Marilynne Robinson's new novel explores faith, loneliness and the national passion play of race.
The central thesis of Thomas Frank's new book, The Wrecking Crew, is that the kind of obscene depravity witnessed at the Department. of Interior is the natural result of the conservative philosophy of governance.
Environmental writer Elizabeth Royte plumbs our obsession with bottled water.
Readers of Fidel Castro's My Life will find explanations of the Cuban Revolution, but no apologies for its suppression of dissent.
Eliot Asinof, blacklisted author of Eight Men Out, created a lifetime of work celebrating rebels and victims of injustice.
The New Yorker's art critic turns his eye toward the cultural summits.
A teacher discovers that sixty years after its publication, Alan Paton's Cry, the Beloved Country still stirs deep emotions about fathers and errant sons.
The Kindle e-reader lightens your load, but can you curl up with it in bed?
It's National Poetry Month, and that means cooked meat.

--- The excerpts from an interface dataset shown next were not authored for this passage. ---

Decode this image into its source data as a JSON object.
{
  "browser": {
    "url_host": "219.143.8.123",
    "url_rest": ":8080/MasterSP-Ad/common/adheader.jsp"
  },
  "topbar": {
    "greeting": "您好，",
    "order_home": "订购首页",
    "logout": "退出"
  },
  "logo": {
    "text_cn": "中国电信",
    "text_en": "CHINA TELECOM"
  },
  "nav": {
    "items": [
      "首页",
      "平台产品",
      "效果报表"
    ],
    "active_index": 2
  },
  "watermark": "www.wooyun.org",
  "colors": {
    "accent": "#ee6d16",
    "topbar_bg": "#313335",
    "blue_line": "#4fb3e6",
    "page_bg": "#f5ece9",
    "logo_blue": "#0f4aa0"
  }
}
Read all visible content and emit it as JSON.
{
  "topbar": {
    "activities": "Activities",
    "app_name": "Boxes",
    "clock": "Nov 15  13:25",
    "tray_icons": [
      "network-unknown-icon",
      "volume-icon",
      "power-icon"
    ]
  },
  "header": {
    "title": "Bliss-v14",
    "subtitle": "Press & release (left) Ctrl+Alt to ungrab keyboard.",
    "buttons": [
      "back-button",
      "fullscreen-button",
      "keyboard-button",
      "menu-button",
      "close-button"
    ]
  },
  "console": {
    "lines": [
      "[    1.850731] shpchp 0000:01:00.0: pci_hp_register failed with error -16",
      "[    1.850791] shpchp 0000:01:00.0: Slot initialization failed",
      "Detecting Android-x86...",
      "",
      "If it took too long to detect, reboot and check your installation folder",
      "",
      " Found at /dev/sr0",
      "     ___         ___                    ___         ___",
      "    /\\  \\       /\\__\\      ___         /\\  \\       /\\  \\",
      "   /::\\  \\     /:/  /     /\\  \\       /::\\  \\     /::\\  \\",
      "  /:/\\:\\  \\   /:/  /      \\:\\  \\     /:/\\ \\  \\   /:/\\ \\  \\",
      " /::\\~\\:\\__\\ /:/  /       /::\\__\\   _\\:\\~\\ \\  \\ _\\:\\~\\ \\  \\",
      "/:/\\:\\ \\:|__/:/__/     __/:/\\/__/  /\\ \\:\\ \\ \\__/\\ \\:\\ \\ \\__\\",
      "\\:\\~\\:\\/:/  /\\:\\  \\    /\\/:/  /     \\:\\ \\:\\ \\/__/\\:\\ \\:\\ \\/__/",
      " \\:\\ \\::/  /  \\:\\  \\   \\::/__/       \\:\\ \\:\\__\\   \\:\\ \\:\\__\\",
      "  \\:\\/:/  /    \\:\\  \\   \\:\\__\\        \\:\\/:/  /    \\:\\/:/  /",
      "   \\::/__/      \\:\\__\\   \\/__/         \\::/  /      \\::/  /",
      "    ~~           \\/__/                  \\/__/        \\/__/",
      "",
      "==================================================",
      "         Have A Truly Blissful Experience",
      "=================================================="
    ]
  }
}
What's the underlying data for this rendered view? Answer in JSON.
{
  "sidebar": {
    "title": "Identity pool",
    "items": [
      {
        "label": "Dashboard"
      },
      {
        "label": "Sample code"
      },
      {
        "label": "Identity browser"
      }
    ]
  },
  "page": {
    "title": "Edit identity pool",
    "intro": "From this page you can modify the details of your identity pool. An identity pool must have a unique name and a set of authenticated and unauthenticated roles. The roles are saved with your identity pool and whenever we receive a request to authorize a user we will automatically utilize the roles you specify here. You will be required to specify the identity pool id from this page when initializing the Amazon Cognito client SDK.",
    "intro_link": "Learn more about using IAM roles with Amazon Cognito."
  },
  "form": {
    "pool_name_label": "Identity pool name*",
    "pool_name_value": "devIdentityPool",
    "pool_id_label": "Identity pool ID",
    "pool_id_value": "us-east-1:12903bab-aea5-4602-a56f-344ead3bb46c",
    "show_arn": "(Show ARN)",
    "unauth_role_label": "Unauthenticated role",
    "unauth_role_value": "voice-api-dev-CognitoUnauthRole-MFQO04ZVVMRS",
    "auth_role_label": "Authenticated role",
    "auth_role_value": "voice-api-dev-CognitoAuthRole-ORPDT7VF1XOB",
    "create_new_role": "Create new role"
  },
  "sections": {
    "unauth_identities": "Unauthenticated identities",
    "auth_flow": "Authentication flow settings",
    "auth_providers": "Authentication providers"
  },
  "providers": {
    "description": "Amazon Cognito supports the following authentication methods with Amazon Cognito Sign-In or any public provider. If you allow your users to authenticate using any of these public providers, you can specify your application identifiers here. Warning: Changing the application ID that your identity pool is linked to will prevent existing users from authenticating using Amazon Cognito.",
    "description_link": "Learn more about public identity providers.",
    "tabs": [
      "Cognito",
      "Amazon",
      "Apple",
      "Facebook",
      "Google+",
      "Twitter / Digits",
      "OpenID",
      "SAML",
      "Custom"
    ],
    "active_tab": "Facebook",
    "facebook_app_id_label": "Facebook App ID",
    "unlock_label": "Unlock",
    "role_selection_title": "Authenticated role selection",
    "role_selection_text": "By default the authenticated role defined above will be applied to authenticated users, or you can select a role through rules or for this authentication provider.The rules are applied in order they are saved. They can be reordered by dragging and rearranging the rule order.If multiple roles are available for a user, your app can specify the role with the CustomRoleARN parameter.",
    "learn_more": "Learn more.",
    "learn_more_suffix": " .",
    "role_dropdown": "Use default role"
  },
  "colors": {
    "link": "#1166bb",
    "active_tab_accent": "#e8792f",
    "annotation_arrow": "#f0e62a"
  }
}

An account of the most recent installment in the nation's sick love affair with literary exhibitionists.